# WHAT IS EXPECTED:
Without any images, output the records below verbatim.

# RECORDS SHOWN:
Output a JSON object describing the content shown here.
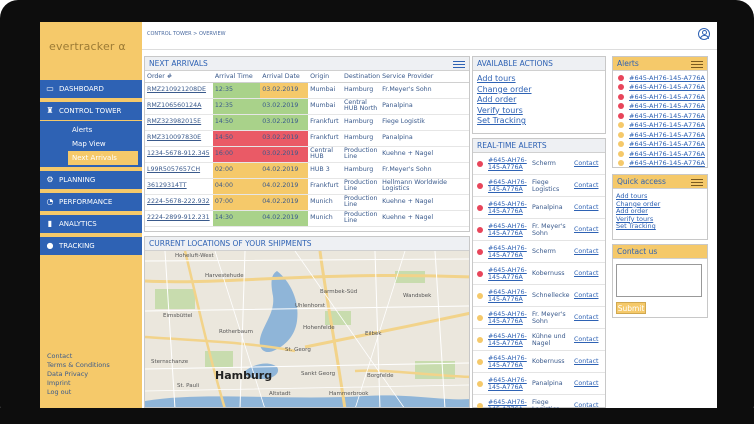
{
  "app": {
    "logo": "evertracker α"
  },
  "header": {
    "breadcrumb": "CONTROL TOWER  >  OVERVIEW"
  },
  "nav": {
    "dashboard": "DASHBOARD",
    "control_tower": "CONTROL TOWER",
    "sub": [
      "Alerts",
      "Map View",
      "Next Arrivals"
    ],
    "planning": "PLANNING",
    "performance": "PERFORMANCE",
    "analytics": "ANALYTICS",
    "tracking": "TRACKING"
  },
  "footer": [
    "Contact",
    "Terms & Conditions",
    "Data Privacy",
    "Imprint",
    "Log out"
  ],
  "arrivals": {
    "title": "NEXT ARRIVALS",
    "columns": [
      "Order #",
      "Arrival Time",
      "Arrival Date",
      "Origin",
      "Destination",
      "Service Provider"
    ],
    "rows": [
      {
        "order": "RMZ210921208DE",
        "time": "12:35",
        "date": "03.02.2019",
        "origin": "Mumbai",
        "dest": "Hamburg",
        "provider": "Fr.Meyer's Sohn",
        "tc": "green",
        "dc": "yellow"
      },
      {
        "order": "RMZ106560124A",
        "time": "12:35",
        "date": "03.02.2019",
        "origin": "Mumbai",
        "dest": "Central HUB North",
        "provider": "Panalpina",
        "tc": "green",
        "dc": "green"
      },
      {
        "order": "RMZ323982015E",
        "time": "14:50",
        "date": "03.02.2019",
        "origin": "Frankfurt",
        "dest": "Hamburg",
        "provider": "Fiege Logistik",
        "tc": "green",
        "dc": "green"
      },
      {
        "order": "RMZ310097830E",
        "time": "14:50",
        "date": "03.02.2019",
        "origin": "Frankfurt",
        "dest": "Hamburg",
        "provider": "Panalpina",
        "tc": "red",
        "dc": "red"
      },
      {
        "order": "1234-5678-912.345",
        "time": "16:00",
        "date": "03.02.2019",
        "origin": "Central HUB",
        "dest": "Production Line",
        "provider": "Kuehne + Nagel",
        "tc": "red",
        "dc": "red"
      },
      {
        "order": "L99R5057657CH",
        "time": "02:00",
        "date": "04.02.2019",
        "origin": "HUB 3",
        "dest": "Hamburg",
        "provider": "Fr.Meyer's Sohn",
        "tc": "yellow",
        "dc": "yellow"
      },
      {
        "order": "36129314TT",
        "time": "04:00",
        "date": "04.02.2019",
        "origin": "Frankfurt",
        "dest": "Production Line",
        "provider": "Hellmann Worldwide Logistics",
        "tc": "yellow",
        "dc": "yellow"
      },
      {
        "order": "2224-5678-222.932",
        "time": "07:00",
        "date": "04.02.2019",
        "origin": "Munich",
        "dest": "Production Line",
        "provider": "Kuehne + Nagel",
        "tc": "yellow",
        "dc": "yellow"
      },
      {
        "order": "2224-2899-912.231",
        "time": "14:30",
        "date": "04.02.2019",
        "origin": "Munich",
        "dest": "Production Line",
        "provider": "Kuehne + Nagel",
        "tc": "green",
        "dc": "green"
      }
    ]
  },
  "actions": {
    "title": "AVAILABLE ACTIONS",
    "items": [
      "Add tours",
      "Change order",
      "Add order",
      "Verify tours",
      "Set Tracking"
    ]
  },
  "realtime": {
    "title": "REAL-TIME ALERTS",
    "rows": [
      {
        "id": "#645-AH76-145-A776A",
        "prov": "Scherm",
        "contact": "Contact",
        "c": "red"
      },
      {
        "id": "#645-AH76-145-A776A",
        "prov": "Fiege Logistics",
        "contact": "Contact",
        "c": "red"
      },
      {
        "id": "#645-AH76-145-A776A",
        "prov": "Panalpina",
        "contact": "Contact",
        "c": "red"
      },
      {
        "id": "#645-AH76-145-A776A",
        "prov": "Fr. Meyer's Sohn",
        "contact": "Contact",
        "c": "red"
      },
      {
        "id": "#645-AH76-145-A776A",
        "prov": "Scherm",
        "contact": "Contact",
        "c": "red"
      },
      {
        "id": "#645-AH76-145-A776A",
        "prov": "Kobernuss",
        "contact": "Contact",
        "c": "red"
      },
      {
        "id": "#645-AH76-145-A776A",
        "prov": "Schnellecke",
        "contact": "Contact",
        "c": "yellow"
      },
      {
        "id": "#645-AH76-145-A776A",
        "prov": "Fr. Meyer's Sohn",
        "contact": "Contact",
        "c": "yellow"
      },
      {
        "id": "#645-AH76-145-A776A",
        "prov": "Kühne und Nagel",
        "contact": "Contact",
        "c": "yellow"
      },
      {
        "id": "#645-AH76-145-A776A",
        "prov": "Kobernuss",
        "contact": "Contact",
        "c": "yellow"
      },
      {
        "id": "#645-AH76-145-A776A",
        "prov": "Panalpina",
        "contact": "Contact",
        "c": "yellow"
      },
      {
        "id": "#645-AH76-145-A776A",
        "prov": "Fiege Logistics",
        "contact": "Contact",
        "c": "yellow"
      }
    ]
  },
  "alerts": {
    "title": "Alerts",
    "items": [
      {
        "t": "#645-AH76-145-A776A",
        "c": "red"
      },
      {
        "t": "#645-AH76-145-A776A",
        "c": "red"
      },
      {
        "t": "#645-AH76-145-A776A",
        "c": "red"
      },
      {
        "t": "#645-AH76-145-A776A",
        "c": "red"
      },
      {
        "t": "#645-AH76-145-A776A",
        "c": "red"
      },
      {
        "t": "#645-AH76-145-A776A",
        "c": "yellow"
      },
      {
        "t": "#645-AH76-145-A776A",
        "c": "yellow"
      },
      {
        "t": "#645-AH76-145-A776A",
        "c": "yellow"
      },
      {
        "t": "#645-AH76-145-A776A",
        "c": "yellow"
      },
      {
        "t": "#645-AH76-145-A776A",
        "c": "yellow"
      }
    ]
  },
  "quick": {
    "title": "Quick access",
    "items": [
      "Add tours",
      "Change order",
      "Add order",
      "Verify tours",
      "Set Tracking"
    ]
  },
  "contact": {
    "title": "Contact us",
    "submit": "Submit"
  },
  "map": {
    "title": "CURRENT LOCATIONS OF YOUR SHIPMENTS",
    "labels": [
      "Hamburg",
      "Eimsbüttel",
      "Barmbek-Süd",
      "Uhlenhorst",
      "Hohenfelde",
      "Eilbek",
      "St. Georg",
      "Rotherbaum",
      "Sternschanze",
      "Altstadt",
      "Borgfelde",
      "Harvestehude",
      "Wandsbek",
      "St. Pauli",
      "Hoheluft-West",
      "Sankt Georg",
      "Hammerbrook"
    ]
  },
  "colors": {
    "brand_yellow": "#f5c96a",
    "brand_blue": "#2e62b4",
    "status_green": "#a9d28a",
    "status_red": "#ea5a66"
  }
}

# EXERCISE SOLUTION:
Output a JSON object describing the content shown here.
{
  "app": {
    "logo": "evertracker α"
  },
  "header": {
    "breadcrumb": "CONTROL TOWER  >  OVERVIEW"
  },
  "nav": {
    "dashboard": "DASHBOARD",
    "control_tower": "CONTROL TOWER",
    "sub": [
      "Alerts",
      "Map View",
      "Next Arrivals"
    ],
    "planning": "PLANNING",
    "performance": "PERFORMANCE",
    "analytics": "ANALYTICS",
    "tracking": "TRACKING"
  },
  "footer": [
    "Contact",
    "Terms & Conditions",
    "Data Privacy",
    "Imprint",
    "Log out"
  ],
  "arrivals": {
    "title": "NEXT ARRIVALS",
    "columns": [
      "Order #",
      "Arrival Time",
      "Arrival Date",
      "Origin",
      "Destination",
      "Service Provider"
    ],
    "rows": [
      {
        "order": "RMZ210921208DE",
        "time": "12:35",
        "date": "03.02.2019",
        "origin": "Mumbai",
        "dest": "Hamburg",
        "provider": "Fr.Meyer's Sohn",
        "tc": "green",
        "dc": "yellow"
      },
      {
        "order": "RMZ106560124A",
        "time": "12:35",
        "date": "03.02.2019",
        "origin": "Mumbai",
        "dest": "Central HUB North",
        "provider": "Panalpina",
        "tc": "green",
        "dc": "green"
      },
      {
        "order": "RMZ323982015E",
        "time": "14:50",
        "date": "03.02.2019",
        "origin": "Frankfurt",
        "dest": "Hamburg",
        "provider": "Fiege Logistik",
        "tc": "green",
        "dc": "green"
      },
      {
        "order": "RMZ310097830E",
        "time": "14:50",
        "date": "03.02.2019",
        "origin": "Frankfurt",
        "dest": "Hamburg",
        "provider": "Panalpina",
        "tc": "red",
        "dc": "red"
      },
      {
        "order": "1234-5678-912.345",
        "time": "16:00",
        "date": "03.02.2019",
        "origin": "Central HUB",
        "dest": "Production Line",
        "provider": "Kuehne + Nagel",
        "tc": "red",
        "dc": "red"
      },
      {
        "order": "L99R5057657CH",
        "time": "02:00",
        "date": "04.02.2019",
        "origin": "HUB 3",
        "dest": "Hamburg",
        "provider": "Fr.Meyer's Sohn",
        "tc": "yellow",
        "dc": "yellow"
      },
      {
        "order": "36129314TT",
        "time": "04:00",
        "date": "04.02.2019",
        "origin": "Frankfurt",
        "dest": "Production Line",
        "provider": "Hellmann Worldwide Logistics",
        "tc": "yellow",
        "dc": "yellow"
      },
      {
        "order": "2224-5678-222.932",
        "time": "07:00",
        "date": "04.02.2019",
        "origin": "Munich",
        "dest": "Production Line",
        "provider": "Kuehne + Nagel",
        "tc": "yellow",
        "dc": "yellow"
      },
      {
        "order": "2224-2899-912.231",
        "time": "14:30",
        "date": "04.02.2019",
        "origin": "Munich",
        "dest": "Production Line",
        "provider": "Kuehne + Nagel",
        "tc": "green",
        "dc": "green"
      }
    ]
  },
  "actions": {
    "title": "AVAILABLE ACTIONS",
    "items": [
      "Add tours",
      "Change order",
      "Add order",
      "Verify tours",
      "Set Tracking"
    ]
  },
  "realtime": {
    "title": "REAL-TIME ALERTS",
    "rows": [
      {
        "id": "#645-AH76-145-A776A",
        "prov": "Scherm",
        "contact": "Contact",
        "c": "red"
      },
      {
        "id": "#645-AH76-145-A776A",
        "prov": "Fiege Logistics",
        "contact": "Contact",
        "c": "red"
      },
      {
        "id": "#645-AH76-145-A776A",
        "prov": "Panalpina",
        "contact": "Contact",
        "c": "red"
      },
      {
        "id": "#645-AH76-145-A776A",
        "prov": "Fr. Meyer's Sohn",
        "contact": "Contact",
        "c": "red"
      },
      {
        "id": "#645-AH76-145-A776A",
        "prov": "Scherm",
        "contact": "Contact",
        "c": "red"
      },
      {
        "id": "#645-AH76-145-A776A",
        "prov": "Kobernuss",
        "contact": "Contact",
        "c": "red"
      },
      {
        "id": "#645-AH76-145-A776A",
        "prov": "Schnellecke",
        "contact": "Contact",
        "c": "yellow"
      },
      {
        "id": "#645-AH76-145-A776A",
        "prov": "Fr. Meyer's Sohn",
        "contact": "Contact",
        "c": "yellow"
      },
      {
        "id": "#645-AH76-145-A776A",
        "prov": "Kühne und Nagel",
        "contact": "Contact",
        "c": "yellow"
      },
      {
        "id": "#645-AH76-145-A776A",
        "prov": "Kobernuss",
        "contact": "Contact",
        "c": "yellow"
      },
      {
        "id": "#645-AH76-145-A776A",
        "prov": "Panalpina",
        "contact": "Contact",
        "c": "yellow"
      },
      {
        "id": "#645-AH76-145-A776A",
        "prov": "Fiege Logistics",
        "contact": "Contact",
        "c": "yellow"
      }
    ]
  },
  "alerts": {
    "title": "Alerts",
    "items": [
      {
        "t": "#645-AH76-145-A776A",
        "c": "red"
      },
      {
        "t": "#645-AH76-145-A776A",
        "c": "red"
      },
      {
        "t": "#645-AH76-145-A776A",
        "c": "red"
      },
      {
        "t": "#645-AH76-145-A776A",
        "c": "red"
      },
      {
        "t": "#645-AH76-145-A776A",
        "c": "red"
      },
      {
        "t": "#645-AH76-145-A776A",
        "c": "yellow"
      },
      {
        "t": "#645-AH76-145-A776A",
        "c": "yellow"
      },
      {
        "t": "#645-AH76-145-A776A",
        "c": "yellow"
      },
      {
        "t": "#645-AH76-145-A776A",
        "c": "yellow"
      },
      {
        "t": "#645-AH76-145-A776A",
        "c": "yellow"
      }
    ]
  },
  "quick": {
    "title": "Quick access",
    "items": [
      "Add tours",
      "Change order",
      "Add order",
      "Verify tours",
      "Set Tracking"
    ]
  },
  "contact": {
    "title": "Contact us",
    "submit": "Submit"
  },
  "map": {
    "title": "CURRENT LOCATIONS OF YOUR SHIPMENTS",
    "labels": [
      "Hamburg",
      "Eimsbüttel",
      "Barmbek-Süd",
      "Uhlenhorst",
      "Hohenfelde",
      "Eilbek",
      "St. Georg",
      "Rotherbaum",
      "Sternschanze",
      "Altstadt",
      "Borgfelde",
      "Harvestehude",
      "Wandsbek",
      "St. Pauli",
      "Hoheluft-West",
      "Sankt Georg",
      "Hammerbrook"
    ]
  },
  "colors": {
    "brand_yellow": "#f5c96a",
    "brand_blue": "#2e62b4",
    "status_green": "#a9d28a",
    "status_red": "#ea5a66"
  }
}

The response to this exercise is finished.